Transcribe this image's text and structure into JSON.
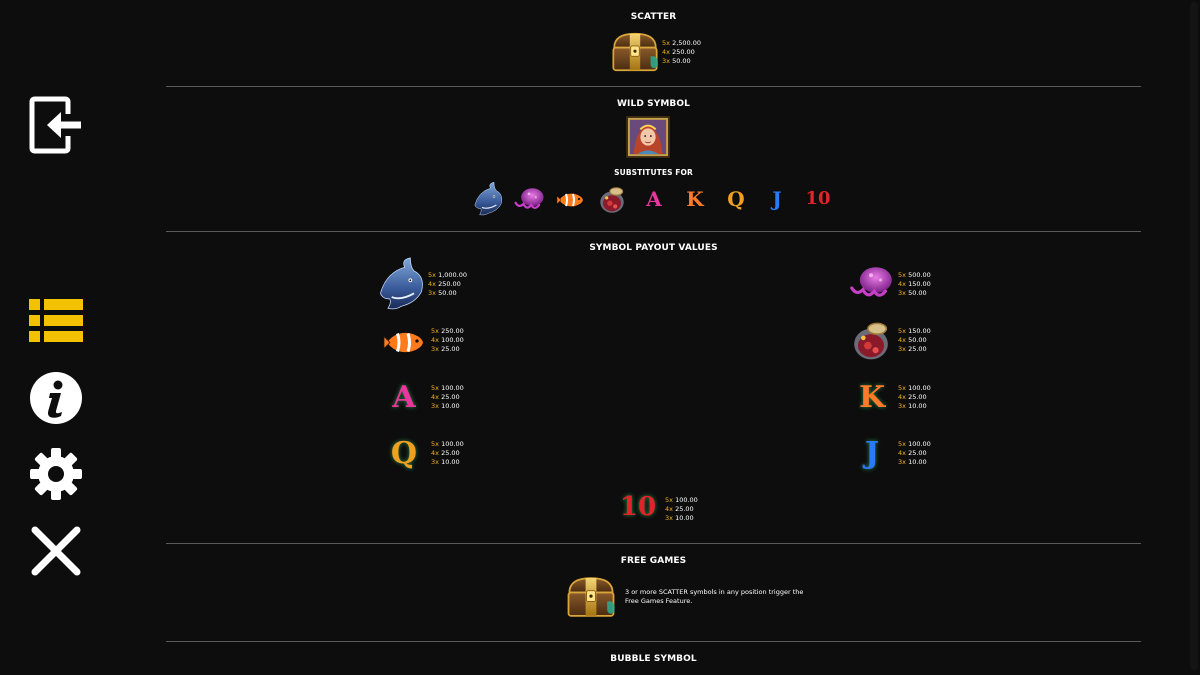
{
  "colors": {
    "background": "#0d0d0d",
    "multiplier": "#f2b418",
    "menu_icon": "#f2c200",
    "divider": "#5a5a5a"
  },
  "sidebar": {
    "buttons": [
      {
        "icon": "exit-icon"
      },
      {
        "icon": "paytable-menu-icon",
        "active": true
      },
      {
        "icon": "info-icon"
      },
      {
        "icon": "settings-gear-icon"
      },
      {
        "icon": "close-icon"
      }
    ]
  },
  "scatter": {
    "title": "SCATTER",
    "symbol": "treasure-chest",
    "payouts": [
      {
        "mult": "5x",
        "value": "2,500.00"
      },
      {
        "mult": "4x",
        "value": "250.00"
      },
      {
        "mult": "3x",
        "value": "50.00"
      }
    ]
  },
  "wild": {
    "title": "WILD SYMBOL",
    "symbol": "mermaid-queen",
    "substitutes_title": "SUBSTITUTES FOR",
    "substitutes": [
      "shark",
      "jellyfish",
      "clownfish",
      "treasure-pot",
      "A",
      "K",
      "Q",
      "J",
      "10"
    ]
  },
  "payout_values": {
    "title": "SYMBOL PAYOUT VALUES",
    "symbols": [
      {
        "symbol": "shark",
        "payouts": [
          {
            "mult": "5x",
            "value": "1,000.00"
          },
          {
            "mult": "4x",
            "value": "250.00"
          },
          {
            "mult": "3x",
            "value": "50.00"
          }
        ]
      },
      {
        "symbol": "jellyfish",
        "payouts": [
          {
            "mult": "5x",
            "value": "500.00"
          },
          {
            "mult": "4x",
            "value": "150.00"
          },
          {
            "mult": "3x",
            "value": "50.00"
          }
        ]
      },
      {
        "symbol": "clownfish",
        "payouts": [
          {
            "mult": "5x",
            "value": "250.00"
          },
          {
            "mult": "4x",
            "value": "100.00"
          },
          {
            "mult": "3x",
            "value": "25.00"
          }
        ]
      },
      {
        "symbol": "treasure-pot",
        "payouts": [
          {
            "mult": "5x",
            "value": "150.00"
          },
          {
            "mult": "4x",
            "value": "50.00"
          },
          {
            "mult": "3x",
            "value": "25.00"
          }
        ]
      },
      {
        "symbol": "A",
        "payouts": [
          {
            "mult": "5x",
            "value": "100.00"
          },
          {
            "mult": "4x",
            "value": "25.00"
          },
          {
            "mult": "3x",
            "value": "10.00"
          }
        ]
      },
      {
        "symbol": "K",
        "payouts": [
          {
            "mult": "5x",
            "value": "100.00"
          },
          {
            "mult": "4x",
            "value": "25.00"
          },
          {
            "mult": "3x",
            "value": "10.00"
          }
        ]
      },
      {
        "symbol": "Q",
        "payouts": [
          {
            "mult": "5x",
            "value": "100.00"
          },
          {
            "mult": "4x",
            "value": "25.00"
          },
          {
            "mult": "3x",
            "value": "10.00"
          }
        ]
      },
      {
        "symbol": "J",
        "payouts": [
          {
            "mult": "5x",
            "value": "100.00"
          },
          {
            "mult": "4x",
            "value": "25.00"
          },
          {
            "mult": "3x",
            "value": "10.00"
          }
        ]
      },
      {
        "symbol": "10",
        "payouts": [
          {
            "mult": "5x",
            "value": "100.00"
          },
          {
            "mult": "4x",
            "value": "25.00"
          },
          {
            "mult": "3x",
            "value": "10.00"
          }
        ]
      }
    ]
  },
  "free_games": {
    "title": "FREE GAMES",
    "symbol": "treasure-chest",
    "text_line1": "3 or more SCATTER symbols in any position trigger the",
    "text_line2": "Free Games Feature."
  },
  "bubble": {
    "title": "BUBBLE SYMBOL"
  }
}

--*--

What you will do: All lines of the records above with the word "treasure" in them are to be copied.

Problem solution:
    "symbol": "treasure-chest",
      "treasure-pot",
        "symbol": "treasure-pot",
    "symbol": "treasure-chest",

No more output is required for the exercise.